    1. Medscape, Jan. 20, 2020
    2. In an accompanying editorial, Christine Sinsky, MD, and Marie Brown, MD, discuss current problems with the US healthcare system as it concerns PCPs. They bring up possible solutions and suggest rephrasing this study's question. (Free registration is required to view content.)
  15. Five ways to maximize EHR use

    1. Healio, Jan. 20, 2020
    2. According to Christine A. Sinsky, MD, AMA’s vice president of professional satisfaction, doctors should delegate inbox management to other staff members so these team members so can devote more time to researching and responding to the messages.
  16. The future of medicine is female — and it's already here in Georgia

    1. Atlanta Business Journal, Jan. 17, 2020
    2. “There are big implications here,” said Harris, an Atlanta psychiatrist. “This change means the physician workforce being trained will more accurately reflect the gender balance in the U.S. population.” There still needs to be more diversity to reflect the racial, ethnic and socioeconomic composition of this country, Harris added, “because we know that health outcomes are better when care is delivered by teams that mirror our patients.” (Publication subscription is required for full or unlimited access.)
  17. What big tech companies aren't saying about HHS data rules

    1. POLITICO Pro, Jan. 9, 2020
    2. The American Medical Association, for instance, cited a study that found 81 percent of a sample of 36 smoking cessation and depression apps were sending data to Google and Facebook. Fewer than half disclosed this to consumers. (Publication subscription is required for full or unlimited access.)
  18. What’s the economic cost of physician burnout?

    1. Forbes, Jan. 9, 2020
    2. Even though physician burnout is widespread, it’s difficult to put a price tag on the phenomenon in a way that medical institutions can understand. In past research, Goh focused on calculating the cost of workplace stress on medical costs in the US. That led Christine Sinsky, vice president of the American Medical Association, to contact Goh to ask if he could calculate the medical costs of stress experienced by doctors themselves. Sinsky is one of the authors of the latest paper.
  19. Facebook just wants to help (itself)

    1. The Atlantic, Jan. 8, 2020
    2. “Physicians swear an oath to keep an individual’s data confidential,” Jesse Ehrenfeld, chair of the American Medical Association Board of Trustees, told me over email. “There’s currently no such obligation for technology companies and data aggregators or the data brokers to whom they might sell information.” (Publication subscription is required for full or unlimited access.)
  20. Latest FDA clinical decision support software draft a step forward, industry says
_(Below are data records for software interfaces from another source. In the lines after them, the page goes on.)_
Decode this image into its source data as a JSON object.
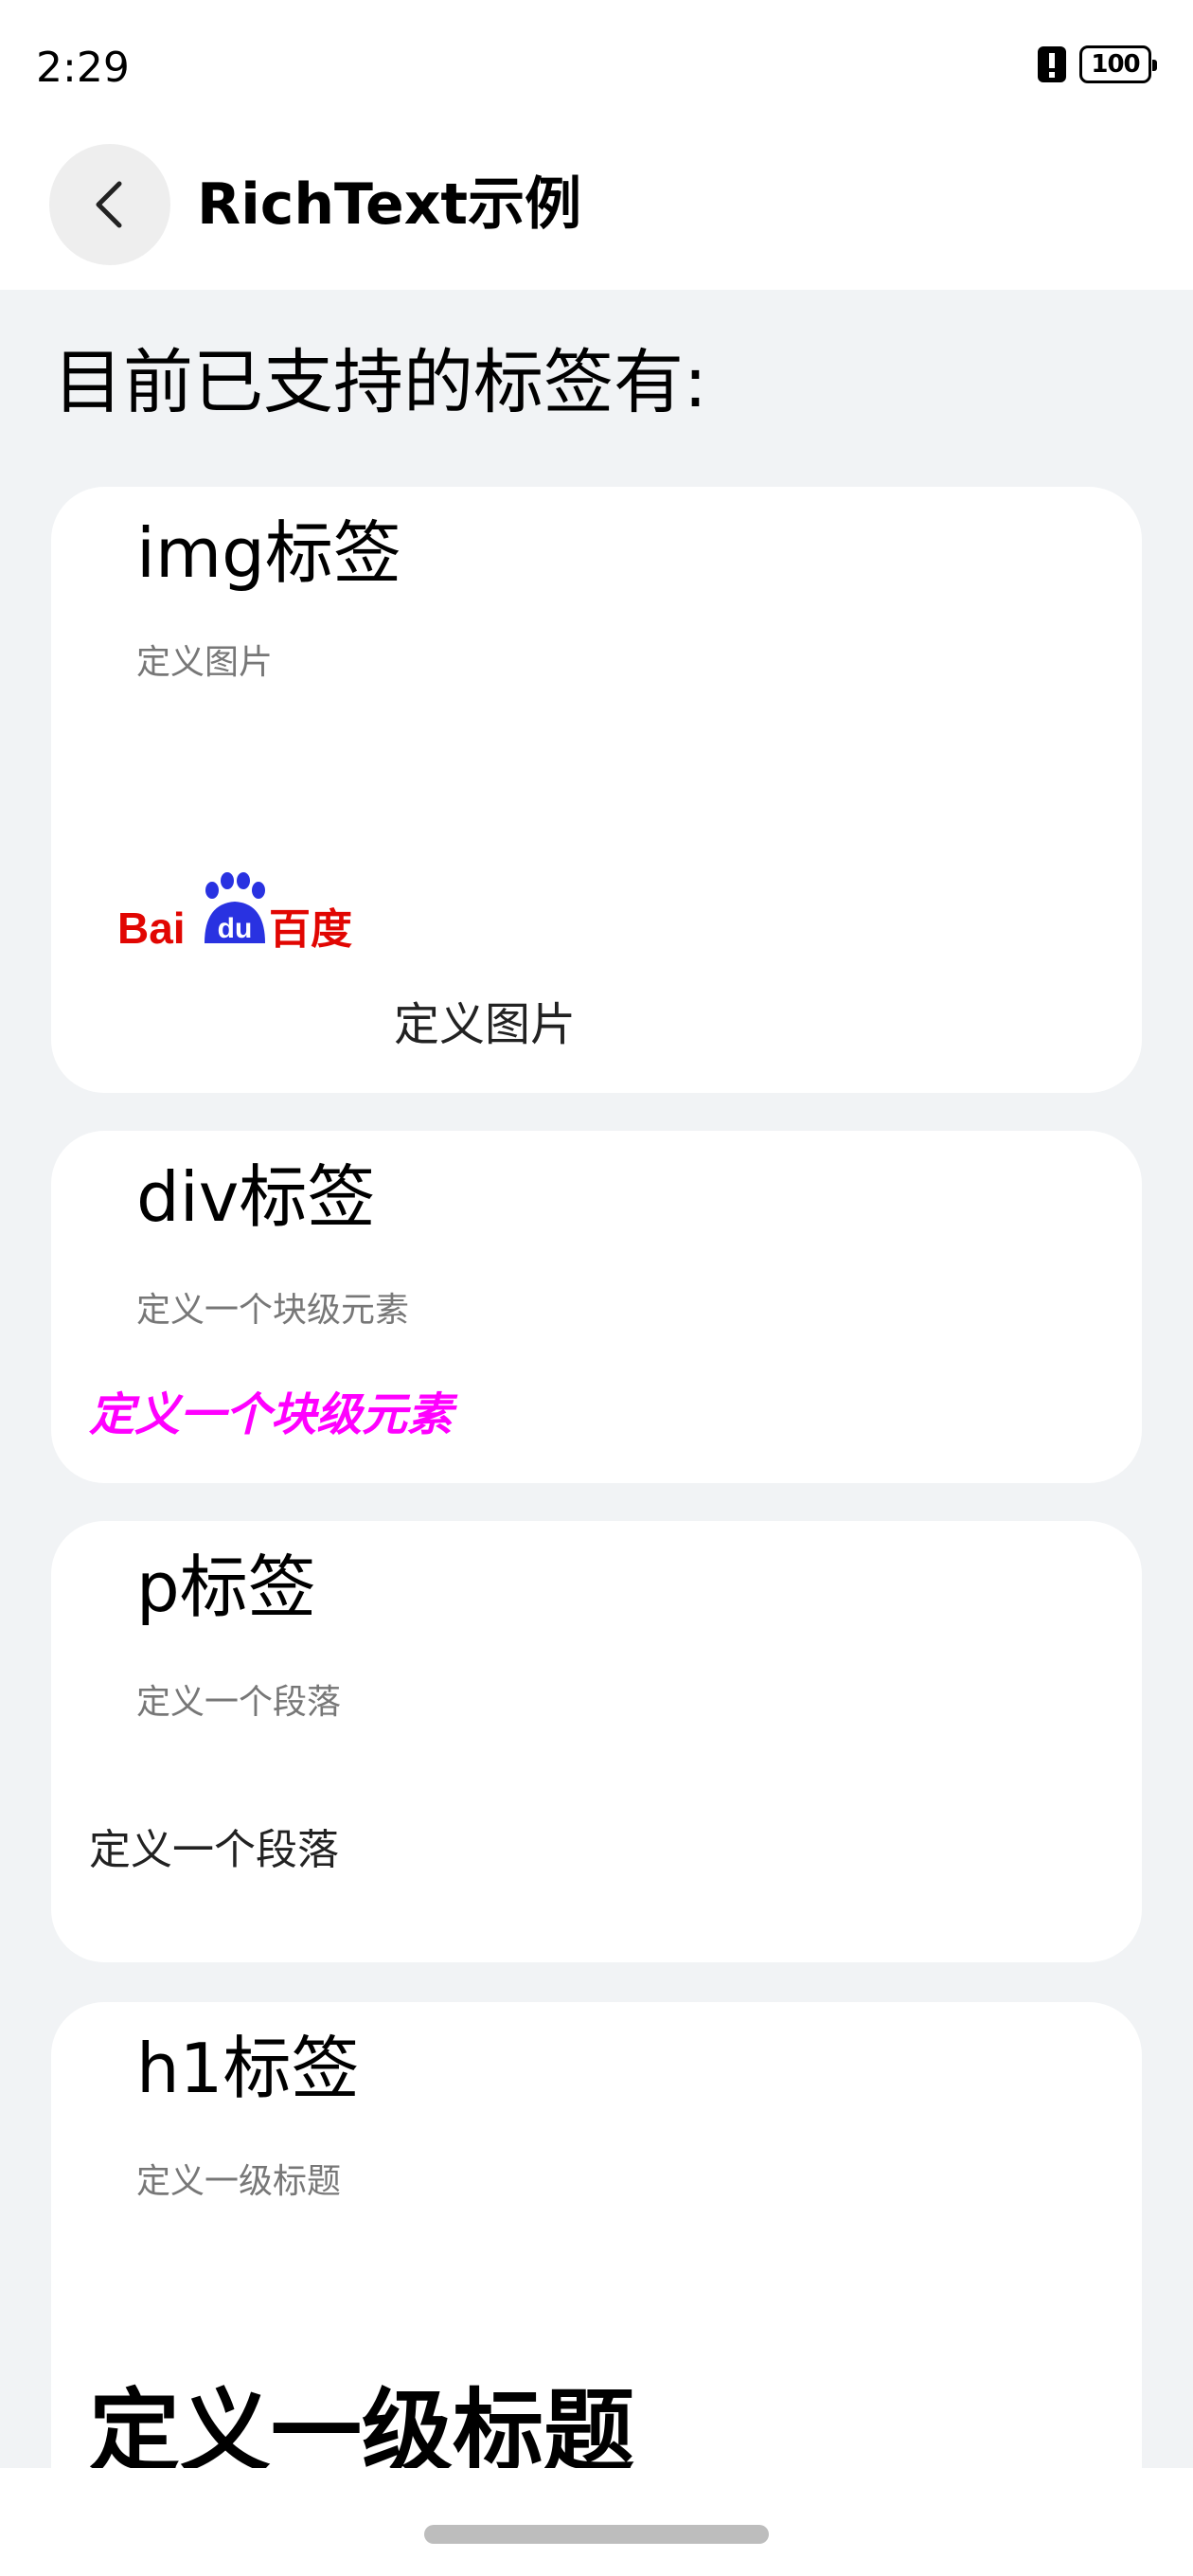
{
  "status_bar": {
    "time": "2:29",
    "battery_level": "100"
  },
  "header": {
    "title": "RichText示例",
    "back_icon": "chevron-left-icon"
  },
  "main": {
    "heading": "目前已支持的标签有:",
    "cards": {
      "img": {
        "title": "img标签",
        "desc": "定义图片",
        "logo_text_left": "Bai",
        "logo_text_paw": "du",
        "logo_text_right": "百度",
        "caption": "定义图片"
      },
      "div": {
        "title": "div标签",
        "desc": "定义一个块级元素",
        "content": "定义一个块级元素"
      },
      "p": {
        "title": "p标签",
        "desc": "定义一个段落",
        "content": "定义一个段落"
      },
      "h1": {
        "title": "h1标签",
        "desc": "定义一级标题",
        "content": "定义一级标题"
      }
    }
  },
  "colors": {
    "background": "#f1f3f5",
    "card": "#ffffff",
    "baidu_red": "#e10602",
    "baidu_blue": "#2932e1",
    "div_magenta": "#ff00ff",
    "muted_text": "#777777"
  }
}
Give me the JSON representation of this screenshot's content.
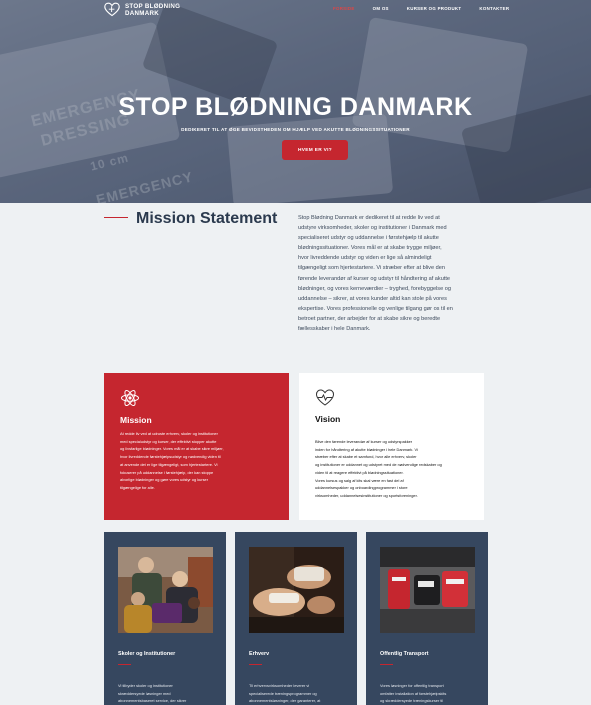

    1. Healthcare Dive, Jan. 8, 2020
    2. The American Medical Association wrote reliance on software exempted under the IMDRF's risk framework approach to non-serious conditions could "lead to the proliferation of CDS tools for 'non-serious conditions' that are faulty, inaccurate, and without validation, potentially leading to patient harm."
  21. With partial flavor ban, Trump splits the difference on vaping

    1. The New York Times, Jan. 2, 2020
    2. “If we are serious about tackling this epidemic and keeping these harmful products out of the hands of young people,” the association said in a statement, “a total ban on all flavored e-cigarettes — in all forms and at all locations — is prudent and urgently needed.” It also said it was “disappointed that menthol flavors — one of the most popular — will still be allowed.” (Publication subscription is required for full or unlimited access.)
  22. Some flavored e-cigarette pods to be pulled from market, except for menthol, tobacco

    1., Jan. 2, 2020
    2. “The Administration’s new policy to address the youth e-cigarette epidemic by limiting flavors in some vaping products is a step in the right direction, but does not go far enough," Dr. Patrice Harris, president of the American Medical Association wrote in a statement. "The AMA is disappointed that menthol flavors — one of the most popular — will still be allowed, and that flavored e-liquids­ ­will remain on the market."